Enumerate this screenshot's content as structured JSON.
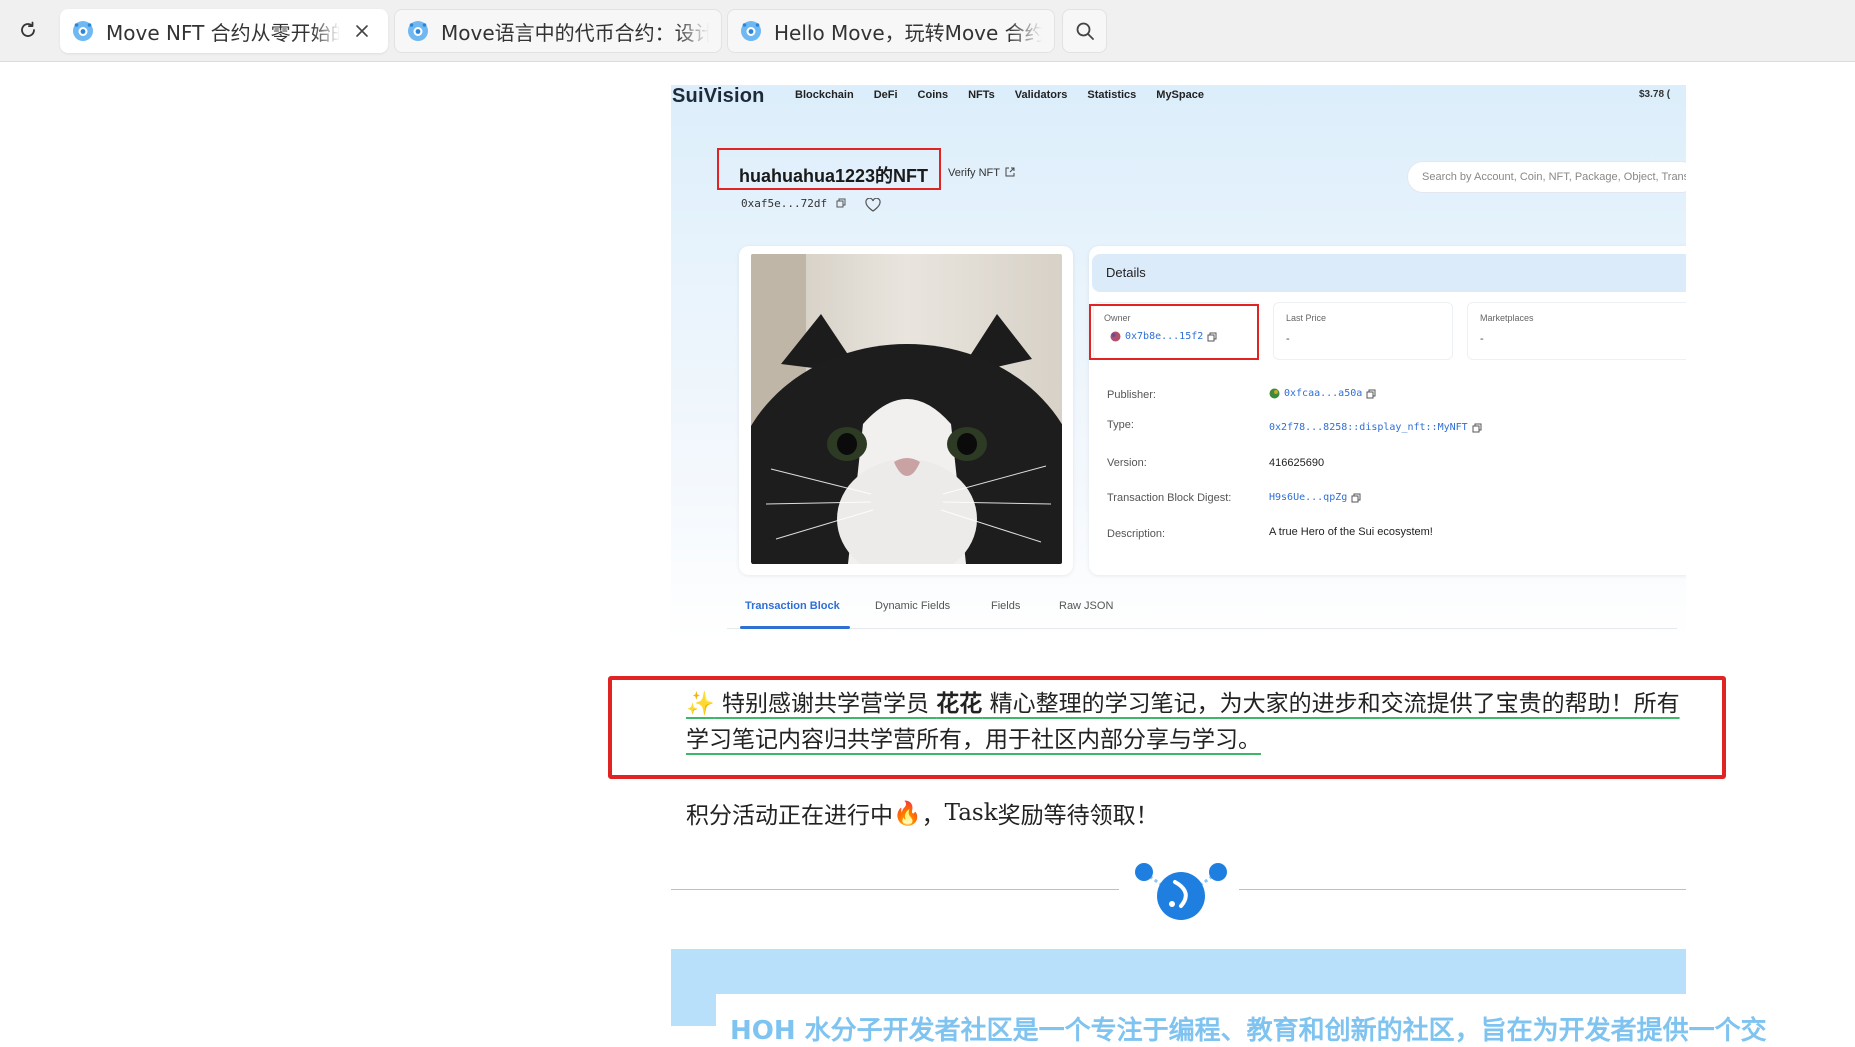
{
  "browser": {
    "reload_icon": "reload-icon",
    "search_icon": "search-icon",
    "tabs": [
      {
        "title": "Move NFT 合约从零开始的实",
        "active": true
      },
      {
        "title": "Move语言中的代币合约：设计和实",
        "active": false
      },
      {
        "title": "Hello Move，玩转Move 合约开发",
        "active": false
      }
    ]
  },
  "suivision": {
    "logo": "SuiVision",
    "nav": [
      "Blockchain",
      "DeFi",
      "Coins",
      "NFTs",
      "Validators",
      "Statistics",
      "MySpace"
    ],
    "price": "$3.78 (",
    "nft_title": "huahuahua1223的NFT",
    "verify": "Verify NFT",
    "object_id": "0xaf5e...72df",
    "search_placeholder": "Search by Account, Coin, NFT, Package, Object, Transaction",
    "details_header": "Details",
    "owner_label": "Owner",
    "owner_value": "0x7b8e...15f2",
    "last_price_label": "Last Price",
    "last_price_value": "-",
    "marketplaces_label": "Marketplaces",
    "marketplaces_value": "-",
    "rows": [
      {
        "label": "Publisher:",
        "value": "0xfcaa...a50a"
      },
      {
        "label": "Type:",
        "value": "0x2f78...8258::display_nft::MyNFT"
      },
      {
        "label": "Version:",
        "value": "416625690"
      },
      {
        "label": "Transaction Block Digest:",
        "value": "H9s6Ue...qpZg"
      },
      {
        "label": "Description:",
        "value": "A true Hero of the Sui ecosystem!"
      }
    ],
    "bottom_tabs": [
      "Transaction Block",
      "Dynamic Fields",
      "Fields",
      "Raw JSON"
    ]
  },
  "article": {
    "thanks_emoji": "✨",
    "thanks_before": " 特别感谢共学营学员 ",
    "thanks_name": "花花",
    "thanks_after": " 精心整理的学习笔记，为大家的进步和交流提供了宝贵的帮助！所有学习笔记内容归共学营所有，用于社区内部分享与学习。",
    "points_before": "积分活动正在进行中",
    "points_emoji": "🔥",
    "points_sep": "，",
    "points_task": "Task",
    "points_after": "奖励等待领取！",
    "banner_text": "HOH 水分子开发者社区是一个专注于编程、教育和创新的社区，旨在为开发者提供一个交"
  },
  "colors": {
    "highlight_red": "#e02424",
    "link_blue": "#2f6fd6",
    "underline_green": "#3db86a",
    "banner_blue": "#b9e0fb"
  }
}
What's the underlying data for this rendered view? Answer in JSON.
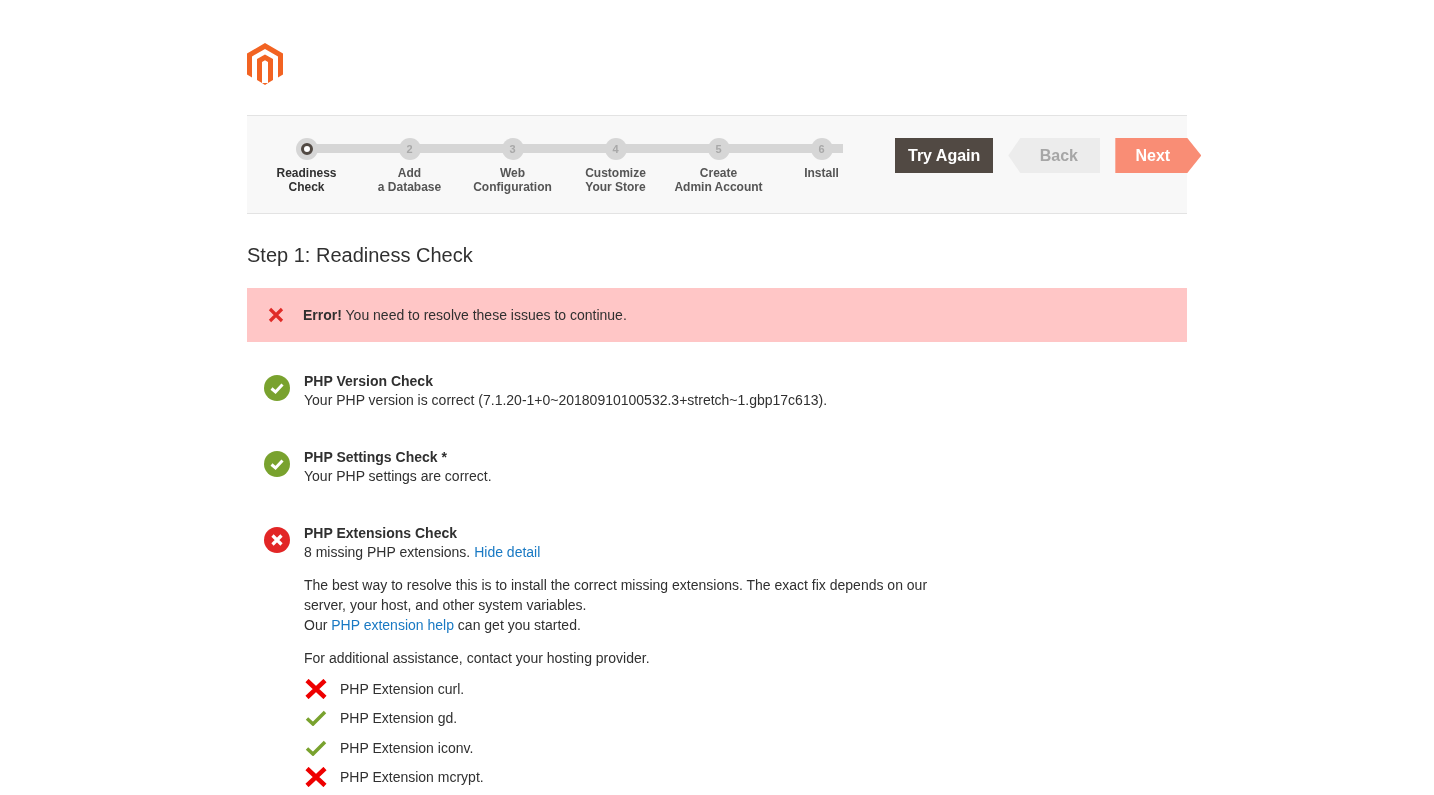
{
  "steps": [
    {
      "label": [
        "Readiness",
        "Check"
      ],
      "selected": true
    },
    {
      "number": "2",
      "label": [
        "Add",
        "a Database"
      ],
      "selected": false
    },
    {
      "number": "3",
      "label": [
        "Web",
        "Configuration"
      ],
      "selected": false
    },
    {
      "number": "4",
      "label": [
        "Customize",
        "Your Store"
      ],
      "selected": false
    },
    {
      "number": "5",
      "label": [
        "Create",
        "Admin Account"
      ],
      "selected": false
    },
    {
      "number": "6",
      "label": [
        "Install"
      ],
      "selected": false
    }
  ],
  "buttons": [
    {
      "kind": "primary",
      "label": "Try Again"
    },
    {
      "kind": "back",
      "label": "Back"
    },
    {
      "kind": "next",
      "label": "Next"
    }
  ],
  "page_title": "Step 1: Readiness Check",
  "error_message": "**Error!** You need to resolve these issues to continue.",
  "checks": [
    {
      "passed": true,
      "title": "PHP Version Check",
      "message": "Your PHP version is correct (7.1.20-1+0~20180910100532.3+stretch~1.gbp17c613)."
    },
    {
      "passed": true,
      "title": "PHP Settings Check *",
      "message": "Your PHP settings are correct."
    },
    {
      "passed": false,
      "title": "PHP Extensions Check",
      "message": "8 missing PHP extensions.",
      "link": "Hide detail",
      "detail": {
        "paragraph": "The best way to resolve this is to install the correct missing extensions. The exact fix depends on our server, your host, and other system variables.",
        "help_before": "Our",
        "help_link": "PHP extension help",
        "help_after": "can get you started.",
        "assistance": "For additional assistance, contact your hosting provider.",
        "extensions": [
          {
            "name": "PHP Extension curl.",
            "installed": false
          },
          {
            "name": "PHP Extension gd.",
            "installed": true
          },
          {
            "name": "PHP Extension iconv.",
            "installed": true
          },
          {
            "name": "PHP Extension mcrypt.",
            "installed": false
          }
        ]
      }
    }
  ]
}
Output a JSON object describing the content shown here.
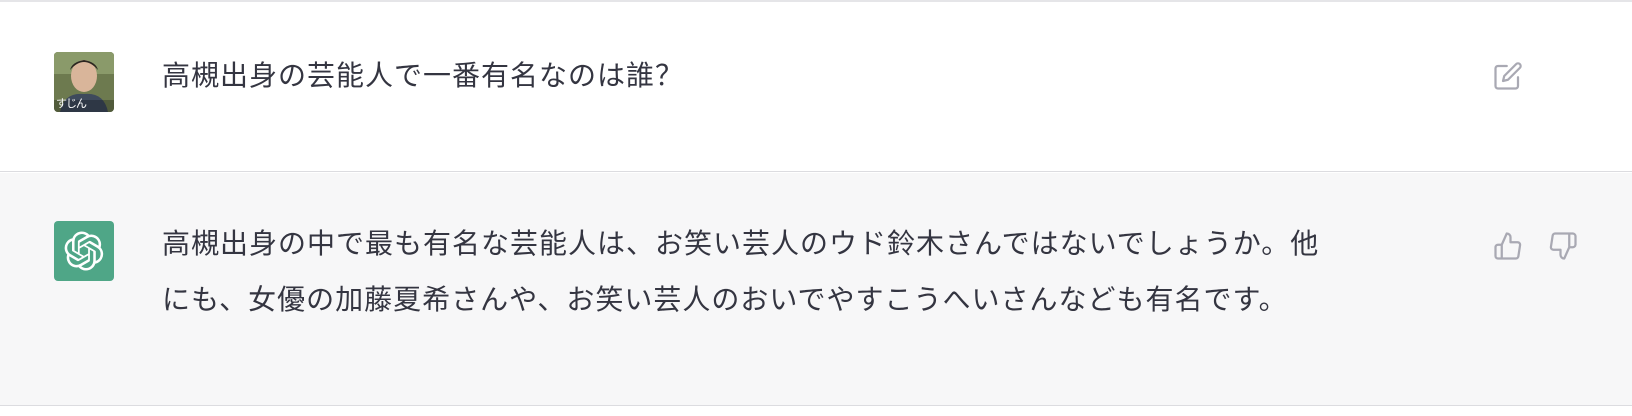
{
  "conversation": {
    "user_message": {
      "avatar_caption": "すじん",
      "text": "高槻出身の芸能人で一番有名なのは誰？"
    },
    "assistant_message": {
      "lines": [
        "高槻出身の中で最も有名な芸能人は、お笑い芸人のウド鈴木さんではないでしょうか。他",
        "にも、女優の加藤夏希さんや、お笑い芸人のおいでやすこうへいさんなども有名です。"
      ]
    }
  },
  "icons": {
    "edit": "edit-icon",
    "like": "thumbs-up-icon",
    "dislike": "thumbs-down-icon",
    "bot_logo": "openai-logo-icon"
  },
  "colors": {
    "bot_avatar_bg": "#4fa687",
    "assistant_row_bg": "#f7f7f8",
    "text": "#343541",
    "icon": "#a9a9b3"
  }
}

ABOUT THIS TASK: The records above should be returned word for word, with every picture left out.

REPLY:
Enumerate this screenshot's content as structured JSON.
{
  "browser": {
    "reload_icon": "reload-icon",
    "search_icon": "search-icon",
    "tabs": [
      {
        "title": "Move NFT 合约从零开始的实",
        "active": true
      },
      {
        "title": "Move语言中的代币合约：设计和实",
        "active": false
      },
      {
        "title": "Hello Move，玩转Move 合约开发",
        "active": false
      }
    ]
  },
  "suivision": {
    "logo": "SuiVision",
    "nav": [
      "Blockchain",
      "DeFi",
      "Coins",
      "NFTs",
      "Validators",
      "Statistics",
      "MySpace"
    ],
    "price": "$3.78 (",
    "nft_title": "huahuahua1223的NFT",
    "verify": "Verify NFT",
    "object_id": "0xaf5e...72df",
    "search_placeholder": "Search by Account, Coin, NFT, Package, Object, Transaction",
    "details_header": "Details",
    "owner_label": "Owner",
    "owner_value": "0x7b8e...15f2",
    "last_price_label": "Last Price",
    "last_price_value": "-",
    "marketplaces_label": "Marketplaces",
    "marketplaces_value": "-",
    "rows": [
      {
        "label": "Publisher:",
        "value": "0xfcaa...a50a"
      },
      {
        "label": "Type:",
        "value": "0x2f78...8258::display_nft::MyNFT"
      },
      {
        "label": "Version:",
        "value": "416625690"
      },
      {
        "label": "Transaction Block Digest:",
        "value": "H9s6Ue...qpZg"
      },
      {
        "label": "Description:",
        "value": "A true Hero of the Sui ecosystem!"
      }
    ],
    "bottom_tabs": [
      "Transaction Block",
      "Dynamic Fields",
      "Fields",
      "Raw JSON"
    ]
  },
  "article": {
    "thanks_emoji": "✨",
    "thanks_before": " 特别感谢共学营学员 ",
    "thanks_name": "花花",
    "thanks_after": " 精心整理的学习笔记，为大家的进步和交流提供了宝贵的帮助！所有学习笔记内容归共学营所有，用于社区内部分享与学习。",
    "points_before": "积分活动正在进行中",
    "points_emoji": "🔥",
    "points_sep": "，",
    "points_task": "Task",
    "points_after": "奖励等待领取！",
    "banner_text": "HOH 水分子开发者社区是一个专注于编程、教育和创新的社区，旨在为开发者提供一个交"
  },
  "colors": {
    "highlight_red": "#e02424",
    "link_blue": "#2f6fd6",
    "underline_green": "#3db86a",
    "banner_blue": "#b9e0fb"
  }
}
What's the underlying data for this rendered view? Answer in JSON.
{
  "steps": [
    {
      "label": [
        "Readiness",
        "Check"
      ],
      "selected": true
    },
    {
      "number": "2",
      "label": [
        "Add",
        "a Database"
      ],
      "selected": false
    },
    {
      "number": "3",
      "label": [
        "Web",
        "Configuration"
      ],
      "selected": false
    },
    {
      "number": "4",
      "label": [
        "Customize",
        "Your Store"
      ],
      "selected": false
    },
    {
      "number": "5",
      "label": [
        "Create",
        "Admin Account"
      ],
      "selected": false
    },
    {
      "number": "6",
      "label": [
        "Install"
      ],
      "selected": false
    }
  ],
  "buttons": [
    {
      "kind": "primary",
      "label": "Try Again"
    },
    {
      "kind": "back",
      "label": "Back"
    },
    {
      "kind": "next",
      "label": "Next"
    }
  ],
  "page_title": "Step 1: Readiness Check",
  "error_message": "**Error!** You need to resolve these issues to continue.",
  "checks": [
    {
      "passed": true,
      "title": "PHP Version Check",
      "message": "Your PHP version is correct (7.1.20-1+0~20180910100532.3+stretch~1.gbp17c613)."
    },
    {
      "passed": true,
      "title": "PHP Settings Check *",
      "message": "Your PHP settings are correct."
    },
    {
      "passed": false,
      "title": "PHP Extensions Check",
      "message": "8 missing PHP extensions.",
      "link": "Hide detail",
      "detail": {
        "paragraph": "The best way to resolve this is to install the correct missing extensions. The exact fix depends on our server, your host, and other system variables.",
        "help_before": "Our",
        "help_link": "PHP extension help",
        "help_after": "can get you started.",
        "assistance": "For additional assistance, contact your hosting provider.",
        "extensions": [
          {
            "name": "PHP Extension curl.",
            "installed": false
          },
          {
            "name": "PHP Extension gd.",
            "installed": true
          },
          {
            "name": "PHP Extension iconv.",
            "installed": true
          },
          {
            "name": "PHP Extension mcrypt.",
            "installed": false
          }
        ]
      }
    }
  ]
}
Output a JSON object describing the content shown here.
{
  "conversation": {
    "user_message": {
      "avatar_caption": "すじん",
      "text": "高槻出身の芸能人で一番有名なのは誰？"
    },
    "assistant_message": {
      "lines": [
        "高槻出身の中で最も有名な芸能人は、お笑い芸人のウド鈴木さんではないでしょうか。他",
        "にも、女優の加藤夏希さんや、お笑い芸人のおいでやすこうへいさんなども有名です。"
      ]
    }
  },
  "icons": {
    "edit": "edit-icon",
    "like": "thumbs-up-icon",
    "dislike": "thumbs-down-icon",
    "bot_logo": "openai-logo-icon"
  },
  "colors": {
    "bot_avatar_bg": "#4fa687",
    "assistant_row_bg": "#f7f7f8",
    "text": "#343541",
    "icon": "#a9a9b3"
  }
}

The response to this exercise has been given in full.